Saturday, August 31, continued:
10:00 a.m.: We’re in our little home studio, the “Prickly Brick,” aptly named since it’s made of brick and there are several prickly pear cacti outside, not to mention that I can get quite prickly during recording sessions. But this one’s going smoothly. Chuck asks me to strum a few bars so he can get a feel for the tempo. Then, using a computer, a piano keyboard, and a software program called Logic that turns his keyboard into a multi-instrument recording studio, he lays down a drum track. Next, he puts a microphone in front of me, hands me the headphones, and I record the guitar part while listening to the drums. We listen. Not too bad, but it could be better. We delete it and try again (and again). The third time it seems to work, so we keep it. Then I record a vocal track over the guitar and drums (still listening through headphones). The headphones help me to hear everything, but, more importantly, they make me feel like I’m starring in an episode of “Behind the Music.” After the vocal track is done, Chuck adds a light electric piano track. It’s a nice touch. He also tries adding bass and tambourine (using the keyboard again), but we decide to keep it simple, even deleting the drums. We end up with a spare but earnest recording with just three tracks: guitar, voice, and piano. After all, this is for a cat shelter contest, not a Grammy!
Sunday, September 1: I wake early, go to the studio, and discover that Chuck’s already turned everything on. I listen to the song once, knowing that the day after recording I usually wonder what I was thinking, delete everything, and start over. But this time (maybe because the stakes aren’t that high) I decide that it’s pretty cool as is. I wonder about a few of the lyrics and I hear a few chords that may be out of tune, but we’re busy today so we decide we’ll tweak things tomorrow.

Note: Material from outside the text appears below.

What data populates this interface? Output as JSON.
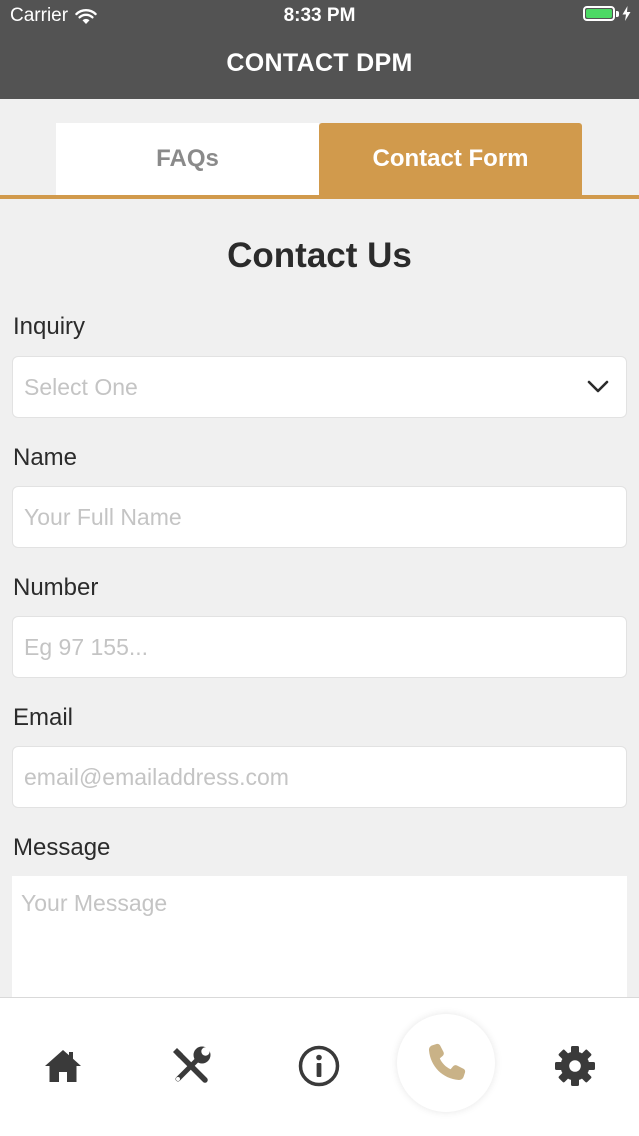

Monday, September 2: I go for a walk at sunrise, shower, and then face the music, literally. I listen again, and yesterday's instincts were right. A word or two should be changed, which means re-recording the vocal track, and the guitar part needs work. Chuck gets the studio ready while I warm up my fingers.
I re-do the guitar part from start to finish in one take (which never happens) and now it’s on to the vocal. I sing it through three times for practice. Although it’s still morning, I feel ready. I record the vocal track once, and I manage to get through it without any major bloopers. We listen all the way through, and I don’t think I want to mess with it. After all, I’ve heard worse on American Idol (during the early part of the season). I’m satisfied that I gave it my best shot.
Chuck mixes the song so that the tracks are balanced. I now have the finished song, “My Name is Romeo,” on a flash drive. Amazing!
There’s one more step: I need to copyright it, just in case. After stealing my ideas from John Denver, Mark Knopfler, Taylor Swift, Bob Dylan, Robert Frost, and some guy named William, I sure don’t want Justin Bieber to get ahold of it.
September 2: I log on to the U.S. Copyright Office website and upload the song (and then submit it to the contest). So, Justin Bieber, if you’re reading this, you’re out of luck. You can’t steal my song.
On second thought, Justin – please steal my song! Knowing that someone else wants to sing it would be all the prize I need. But if you get nominated for a Grammy, I'm going straight to the tabloids!
September 15: Still not satisfied, I just spent four hours in the studio. I added harmony, strings, and some other strange sounds to the song. I hope you like it.
You can hear and download the song by clicking on the Music link on our menu.
The contest deadline isn’t until October 1, and winners will be notified on October 14, so I have a long wait ahead of me. But regardless of the outcome, this has been a fun challenge, and an interesting “tail” to tell.